Step Eight: Establishing a routine and boundaries


Now that you’ve got your community starting to grow, how are you building a routine and boundaries around your community.  While it's well known you need to know what your community is about, it’s also common to know what your community is not about.  What types of conversations won’t your community stand for? Also when and how will your internal team members interact with your community? 

Among community managers, and social media managers, burnout is real. Oftentimes, this means you’re responding and building relationships outside of the 9-5. Through establishing these routines and boundaries, not just for those managing your community, but also among the community members as well. It’s important to set expectations on what the community is and isn’t, along with what appropriate conversations are within the community. 

Questions that you should answer before moving on: 

  • What are our hard boundaries that we have zero tolerance for? 
  • How are we moderating this community? 
  • What does our community support offer? 
  • How do we make this community manageable? 

Step Nine: Building ritual and habits 

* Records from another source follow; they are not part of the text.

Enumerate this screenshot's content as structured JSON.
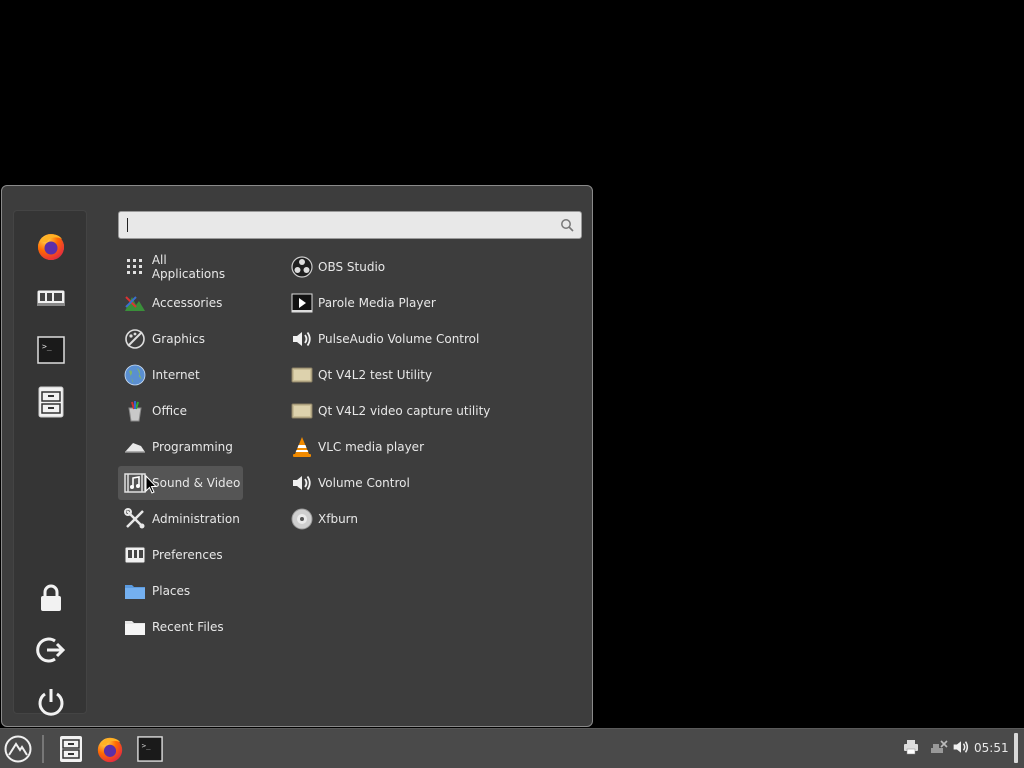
{
  "menu": {
    "search": {
      "placeholder": "",
      "value": ""
    },
    "favorites": [
      {
        "name": "firefox-icon"
      },
      {
        "name": "settings-manager-icon"
      },
      {
        "name": "terminal-icon"
      },
      {
        "name": "file-manager-icon"
      }
    ],
    "session": [
      {
        "name": "lock-icon"
      },
      {
        "name": "logout-icon"
      },
      {
        "name": "power-icon"
      }
    ],
    "categories": [
      {
        "label": "All Applications",
        "icon": "grid-icon"
      },
      {
        "label": "Accessories",
        "icon": "accessories-icon"
      },
      {
        "label": "Graphics",
        "icon": "graphics-icon"
      },
      {
        "label": "Internet",
        "icon": "globe-icon"
      },
      {
        "label": "Office",
        "icon": "office-icon"
      },
      {
        "label": "Programming",
        "icon": "programming-icon"
      },
      {
        "label": "Sound & Video",
        "icon": "sound-video-icon",
        "selected": true
      },
      {
        "label": "Administration",
        "icon": "tools-icon"
      },
      {
        "label": "Preferences",
        "icon": "preferences-icon"
      },
      {
        "label": "Places",
        "icon": "folder-icon"
      },
      {
        "label": "Recent Files",
        "icon": "recent-files-icon"
      }
    ],
    "apps": [
      {
        "label": "OBS Studio",
        "icon": "obs-icon"
      },
      {
        "label": "Parole Media Player",
        "icon": "media-player-icon"
      },
      {
        "label": "PulseAudio Volume Control",
        "icon": "speaker-icon"
      },
      {
        "label": "Qt V4L2 test Utility",
        "icon": "webcam-icon"
      },
      {
        "label": "Qt V4L2 video capture utility",
        "icon": "webcam-icon"
      },
      {
        "label": "VLC media player",
        "icon": "vlc-icon"
      },
      {
        "label": "Volume Control",
        "icon": "speaker-icon"
      },
      {
        "label": "Xfburn",
        "icon": "disc-icon"
      }
    ]
  },
  "taskbar": {
    "clock": "05:51"
  }
}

With your early members, it’s important to make sure that you’re continuously providing value to the community.  One way to do this, is through establishing rituals and habits in your community. If your community knows what to expect and how they can participate, they are more likely to become an engaged member of your community.  Through these daily actions, product-led communities can further build connection and drive in the values of your brand. 

There is also a unique opportunity here for product-led communities – through building rituals that encourage active feedback, you can gain more insight about your product, while creating rituals about exclusive access can create hype and anticipation in your community. These rituals can create part of the flywheel effect that will get your community to continue to grow. 

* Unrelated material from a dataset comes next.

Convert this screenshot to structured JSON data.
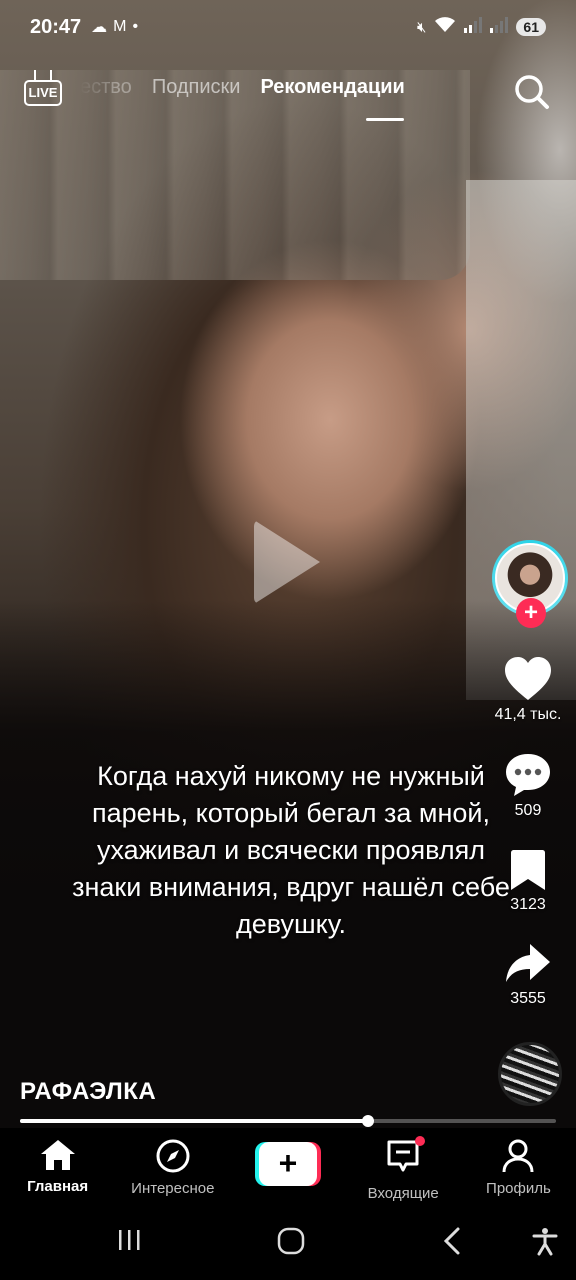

Rituals for your community can be anything from soliciting feedback in a specific channel, AMA’s, or identifying leaders or segments in particular ways. Developing rituals that build positive connections to your brand is especially important for a product-led community.  

Questions that you should answer before moving on: 

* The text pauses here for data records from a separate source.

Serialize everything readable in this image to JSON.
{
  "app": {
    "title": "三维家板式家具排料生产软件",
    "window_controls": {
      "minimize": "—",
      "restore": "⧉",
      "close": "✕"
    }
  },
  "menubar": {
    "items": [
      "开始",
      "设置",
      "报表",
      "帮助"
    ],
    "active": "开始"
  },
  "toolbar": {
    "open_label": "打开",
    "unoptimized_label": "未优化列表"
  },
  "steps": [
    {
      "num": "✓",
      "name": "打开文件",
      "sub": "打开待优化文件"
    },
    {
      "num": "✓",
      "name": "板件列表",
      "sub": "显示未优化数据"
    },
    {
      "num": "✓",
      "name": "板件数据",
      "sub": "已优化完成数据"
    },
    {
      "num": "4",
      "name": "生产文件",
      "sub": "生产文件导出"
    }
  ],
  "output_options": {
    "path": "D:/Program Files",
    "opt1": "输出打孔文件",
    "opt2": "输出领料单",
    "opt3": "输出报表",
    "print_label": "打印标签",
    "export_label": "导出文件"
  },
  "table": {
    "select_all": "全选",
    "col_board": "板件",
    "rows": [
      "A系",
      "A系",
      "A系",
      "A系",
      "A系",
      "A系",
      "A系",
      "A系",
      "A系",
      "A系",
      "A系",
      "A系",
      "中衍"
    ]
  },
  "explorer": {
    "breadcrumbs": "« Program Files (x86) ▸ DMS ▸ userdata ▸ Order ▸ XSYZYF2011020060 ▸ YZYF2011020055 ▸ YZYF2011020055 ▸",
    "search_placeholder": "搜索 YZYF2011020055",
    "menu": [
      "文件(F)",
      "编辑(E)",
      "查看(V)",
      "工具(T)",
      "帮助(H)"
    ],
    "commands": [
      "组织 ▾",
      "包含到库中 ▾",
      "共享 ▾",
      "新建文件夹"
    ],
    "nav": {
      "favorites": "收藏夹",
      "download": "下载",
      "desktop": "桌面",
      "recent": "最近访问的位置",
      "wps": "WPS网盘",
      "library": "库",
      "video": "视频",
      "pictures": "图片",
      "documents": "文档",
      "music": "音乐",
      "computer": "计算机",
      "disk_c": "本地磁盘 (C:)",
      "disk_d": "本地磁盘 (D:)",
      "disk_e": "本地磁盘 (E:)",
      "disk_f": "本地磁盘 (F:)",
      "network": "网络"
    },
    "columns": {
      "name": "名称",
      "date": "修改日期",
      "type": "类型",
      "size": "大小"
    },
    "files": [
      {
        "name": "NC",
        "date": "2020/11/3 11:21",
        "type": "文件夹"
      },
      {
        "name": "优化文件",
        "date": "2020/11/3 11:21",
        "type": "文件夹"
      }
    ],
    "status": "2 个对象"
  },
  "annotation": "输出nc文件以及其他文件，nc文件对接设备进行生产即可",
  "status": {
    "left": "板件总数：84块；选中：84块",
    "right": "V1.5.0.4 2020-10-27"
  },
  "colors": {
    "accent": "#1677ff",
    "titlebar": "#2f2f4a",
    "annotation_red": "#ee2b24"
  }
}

  • What rituals are important to our community? 
  • How can these rituals add or detract from your brand? 
  • What habits can your community expect from you?

Creating a plan for success


Arguably, the most important part of starting a new community is coming up with a plan. Sitting down and outlining intentions, purpose, who the community serves, and how will they be served is a good first step. Communicating this plan to stakeholders is almost just as important as well – breaking it down by steps, action plans, and goals are important. 


Step Ten: Determining what success looks like


As your community scales and gains more interest, it’s important to understand what success looks like and how it’s communicated.  It’s important to understand that many times, there are no direct impacts on the community. It’s hard to track whether someone joined your community and just lurked, what their long-term impact is, but you can track how engaged they are and what this means for the future.  Setting expectations for internal and external members is important as your community grows. 

Questions that you should answer before moving on: 

  • What does success look like to key stakeholders?
  • What role does community play in the larger goals within your organization?
  • Who are important community leaders to build relationships with? 
  • What are the long-term goals for the community? How do you plan on hitting them?

To wrap things up


The future of the community building industry is exciting! However, thinking through how we’re starting each community and the intention behind them is important.  As we’re starting to see more and more product-led communities, let’s make sure we’re starting them with intention and purpose, and investing appropriate resources to them to make sure we’re building for the sake of community, not just a marketing tactic. 

Are you planning or do you run a community around a product? Ask me anything!

—Rosie Sherry